▶ [What is being asked]: Gather, from the data below, each line in which the word "JSON" occurs.

[Web page and app entries]
******************************

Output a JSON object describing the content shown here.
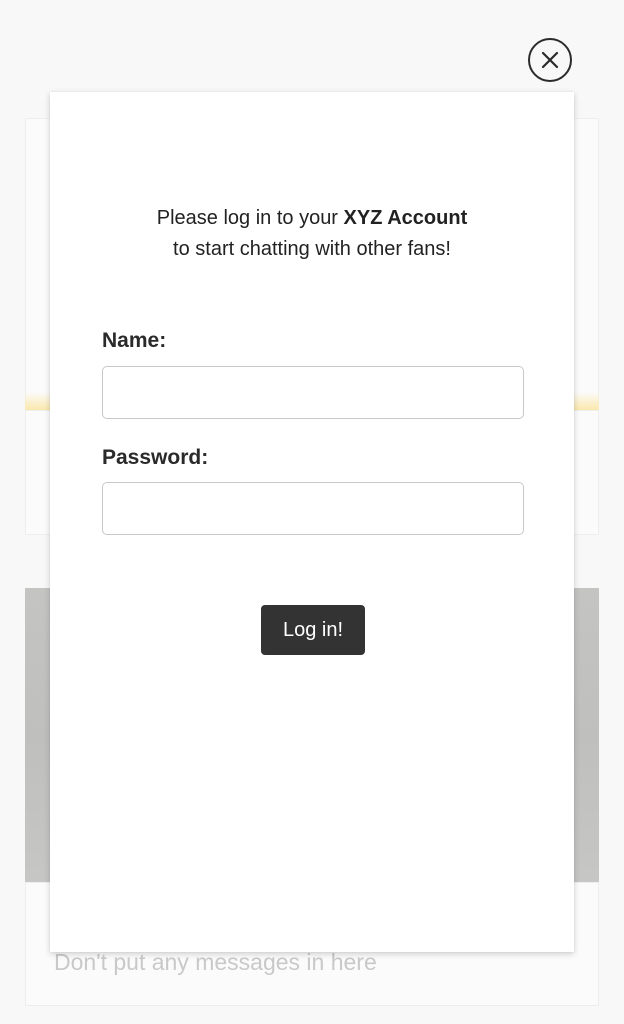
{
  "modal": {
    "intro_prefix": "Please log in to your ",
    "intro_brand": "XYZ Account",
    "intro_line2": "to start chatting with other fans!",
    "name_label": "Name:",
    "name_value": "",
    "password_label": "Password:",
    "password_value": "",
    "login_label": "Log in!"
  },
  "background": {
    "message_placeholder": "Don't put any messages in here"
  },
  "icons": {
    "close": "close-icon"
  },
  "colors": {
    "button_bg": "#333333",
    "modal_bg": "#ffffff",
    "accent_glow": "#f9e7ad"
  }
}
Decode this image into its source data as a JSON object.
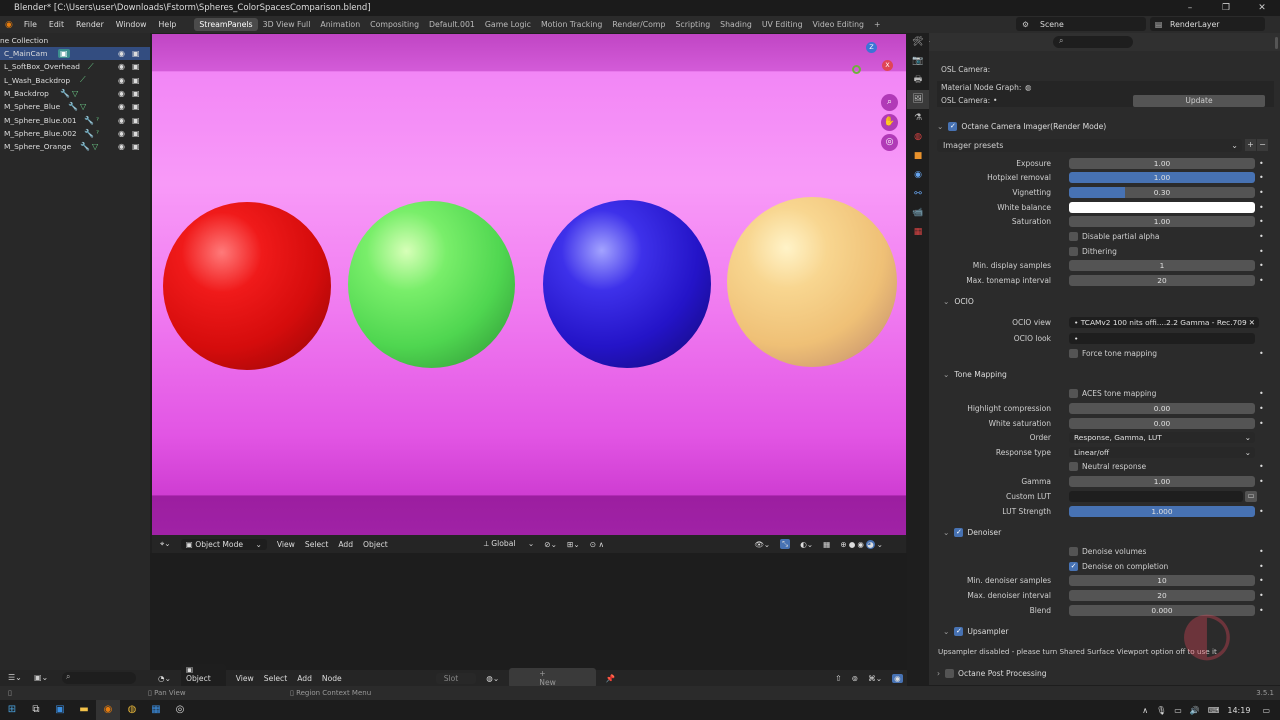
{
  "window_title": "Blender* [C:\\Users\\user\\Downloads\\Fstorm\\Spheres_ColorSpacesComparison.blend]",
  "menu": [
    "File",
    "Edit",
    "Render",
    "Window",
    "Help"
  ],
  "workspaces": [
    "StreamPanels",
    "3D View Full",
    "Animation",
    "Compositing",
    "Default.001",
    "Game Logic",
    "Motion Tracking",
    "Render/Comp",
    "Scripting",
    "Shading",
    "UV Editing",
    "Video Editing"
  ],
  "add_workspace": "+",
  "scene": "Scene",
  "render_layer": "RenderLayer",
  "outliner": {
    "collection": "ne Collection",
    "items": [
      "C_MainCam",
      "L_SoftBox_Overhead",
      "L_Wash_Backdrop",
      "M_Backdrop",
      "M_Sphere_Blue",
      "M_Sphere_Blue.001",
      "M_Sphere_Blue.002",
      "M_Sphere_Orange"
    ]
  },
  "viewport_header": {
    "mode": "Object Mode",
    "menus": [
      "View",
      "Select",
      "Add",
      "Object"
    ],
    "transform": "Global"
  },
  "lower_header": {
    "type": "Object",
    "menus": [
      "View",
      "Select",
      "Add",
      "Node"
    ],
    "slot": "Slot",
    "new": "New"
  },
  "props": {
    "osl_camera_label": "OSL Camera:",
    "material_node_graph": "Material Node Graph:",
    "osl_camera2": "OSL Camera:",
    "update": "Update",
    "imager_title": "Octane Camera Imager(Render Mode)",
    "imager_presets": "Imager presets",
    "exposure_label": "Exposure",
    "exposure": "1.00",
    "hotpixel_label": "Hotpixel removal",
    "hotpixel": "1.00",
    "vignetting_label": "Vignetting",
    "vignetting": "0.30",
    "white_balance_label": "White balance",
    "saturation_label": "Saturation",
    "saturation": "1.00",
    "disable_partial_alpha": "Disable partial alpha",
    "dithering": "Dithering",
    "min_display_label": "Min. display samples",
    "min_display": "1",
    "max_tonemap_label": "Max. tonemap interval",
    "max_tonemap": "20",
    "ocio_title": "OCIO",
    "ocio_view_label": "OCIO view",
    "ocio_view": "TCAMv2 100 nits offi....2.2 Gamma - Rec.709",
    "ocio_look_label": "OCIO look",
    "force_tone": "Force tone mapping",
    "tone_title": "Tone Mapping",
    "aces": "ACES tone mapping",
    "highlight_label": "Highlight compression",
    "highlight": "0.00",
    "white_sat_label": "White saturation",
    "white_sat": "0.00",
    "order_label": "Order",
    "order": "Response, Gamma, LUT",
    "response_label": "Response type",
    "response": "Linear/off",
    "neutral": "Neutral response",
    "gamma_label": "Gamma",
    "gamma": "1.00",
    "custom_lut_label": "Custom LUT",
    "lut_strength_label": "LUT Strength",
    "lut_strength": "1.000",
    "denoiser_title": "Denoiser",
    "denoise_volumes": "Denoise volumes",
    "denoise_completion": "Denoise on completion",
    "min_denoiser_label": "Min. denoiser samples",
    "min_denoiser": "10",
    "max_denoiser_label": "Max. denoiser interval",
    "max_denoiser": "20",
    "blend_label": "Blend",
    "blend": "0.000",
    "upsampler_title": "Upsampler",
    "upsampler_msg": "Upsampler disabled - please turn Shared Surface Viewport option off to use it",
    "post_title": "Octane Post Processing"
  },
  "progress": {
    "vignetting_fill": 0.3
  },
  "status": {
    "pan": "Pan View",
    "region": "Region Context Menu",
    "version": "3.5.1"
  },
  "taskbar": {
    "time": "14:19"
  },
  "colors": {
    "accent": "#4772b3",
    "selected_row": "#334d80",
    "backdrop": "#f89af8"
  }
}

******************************

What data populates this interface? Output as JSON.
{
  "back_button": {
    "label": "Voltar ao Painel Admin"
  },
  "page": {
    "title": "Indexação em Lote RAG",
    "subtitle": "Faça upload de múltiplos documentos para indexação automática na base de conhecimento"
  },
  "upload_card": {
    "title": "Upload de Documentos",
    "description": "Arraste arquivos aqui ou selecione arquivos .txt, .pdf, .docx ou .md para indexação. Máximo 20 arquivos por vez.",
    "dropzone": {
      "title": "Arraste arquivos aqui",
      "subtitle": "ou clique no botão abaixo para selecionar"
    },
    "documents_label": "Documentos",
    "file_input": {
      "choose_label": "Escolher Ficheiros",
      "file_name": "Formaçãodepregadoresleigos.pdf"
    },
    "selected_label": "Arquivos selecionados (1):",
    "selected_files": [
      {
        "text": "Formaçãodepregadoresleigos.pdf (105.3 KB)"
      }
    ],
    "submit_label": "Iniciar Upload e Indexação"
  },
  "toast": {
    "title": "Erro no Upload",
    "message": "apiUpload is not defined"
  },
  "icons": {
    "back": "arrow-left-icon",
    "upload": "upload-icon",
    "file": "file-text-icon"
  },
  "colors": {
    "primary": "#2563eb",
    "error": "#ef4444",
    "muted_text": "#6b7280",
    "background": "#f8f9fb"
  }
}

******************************

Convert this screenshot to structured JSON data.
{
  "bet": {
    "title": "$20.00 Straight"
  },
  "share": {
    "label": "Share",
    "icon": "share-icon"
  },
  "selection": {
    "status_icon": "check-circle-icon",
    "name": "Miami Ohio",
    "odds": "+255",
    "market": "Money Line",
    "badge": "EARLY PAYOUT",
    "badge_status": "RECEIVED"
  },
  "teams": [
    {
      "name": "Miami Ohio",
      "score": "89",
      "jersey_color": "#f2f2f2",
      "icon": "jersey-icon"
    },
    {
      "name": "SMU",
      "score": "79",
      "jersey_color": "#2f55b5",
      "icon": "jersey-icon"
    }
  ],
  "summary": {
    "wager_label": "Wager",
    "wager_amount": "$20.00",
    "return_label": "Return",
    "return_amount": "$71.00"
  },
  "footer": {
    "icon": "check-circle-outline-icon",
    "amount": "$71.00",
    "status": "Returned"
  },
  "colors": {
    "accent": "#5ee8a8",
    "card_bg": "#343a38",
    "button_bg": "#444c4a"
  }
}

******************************

▶ [Answer to the exercise]:
Output a JSON object describing the content shown here.
Decode this image into its source data as a JSON object.
What data populates this interface? Output as JSON.
Convert this screenshot to structured JSON data.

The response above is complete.